The Indian National Cancer Society said a report of its annual health conference in Delhi on Tuesday showed that out of the total number of people with tumours in the country, more than 2.8 million were suffering from cancer.

The study also said that in India, almost 80% of patients have no treatment option left, and that over 50% of all cancer patients have been discharged, the health body said.

The conference was organised by the National Cancer Control Council, which aims to tackle the spread of cancer worldwide and to help develop better health systems and policies.

The report was based on data from an Indian health programme, called Cancer Survival and Response, which helps patients cope with the complications of cancer and provides information about treatment options.

According to the report, more Indian hospitals have had tumours than the number of patients admitted to hospitals nationwide.

“India’s population is expected to reach 1.5 billion by 2025, making it the world’s largest nation by population,” the report said.

“At the same time, the number and number of cancer patients is expected grow significantly, as they are now the fastest growing age group.”

While the average price of a cancer treatment is $1,500 per patient, India has a national average of around $600,000.

It is one of the lowest-cost countries in the world.

In India, only about 3% of the patients in hospitals have access to quality cancer care.

The cost of cancer treatment varies widely, according the report.

“The average cost for cancer treatment for India in 2019 was around $1.3 million, but this has increased significantly in recent years,” it said.

In recent years, India’s average annual cost of treatment has been about $2.4 billion, but the report showed that a major factor in this is the high cost of drugs, which can cost upwards of $400,000 in India.

The number of new cancer patients has doubled in the past 10 years to 1.3million, while the number discharged from hospital for cancer has nearly doubled to about 200,000 since 2014, the report noted.

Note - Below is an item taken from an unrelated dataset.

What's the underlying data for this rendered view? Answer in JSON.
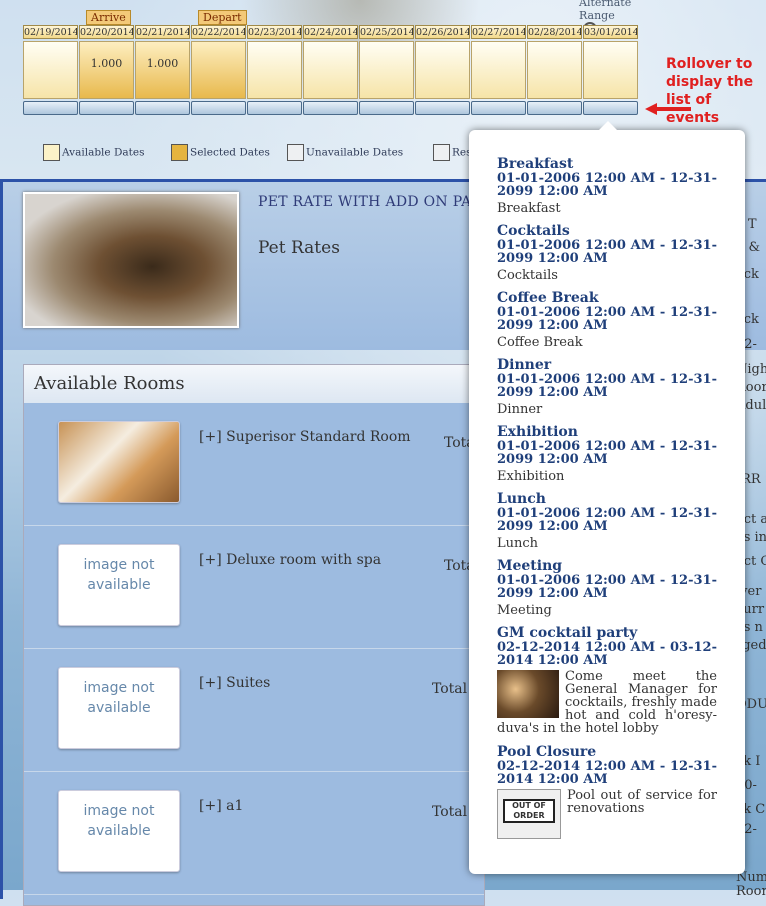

“Our study suggests that the cost of treating cancer patients and cancer patients alone is an additional source of funding for cancer control and cancer control programmes,” said Dr Rajesh Kumar, the group’s chief medical officer.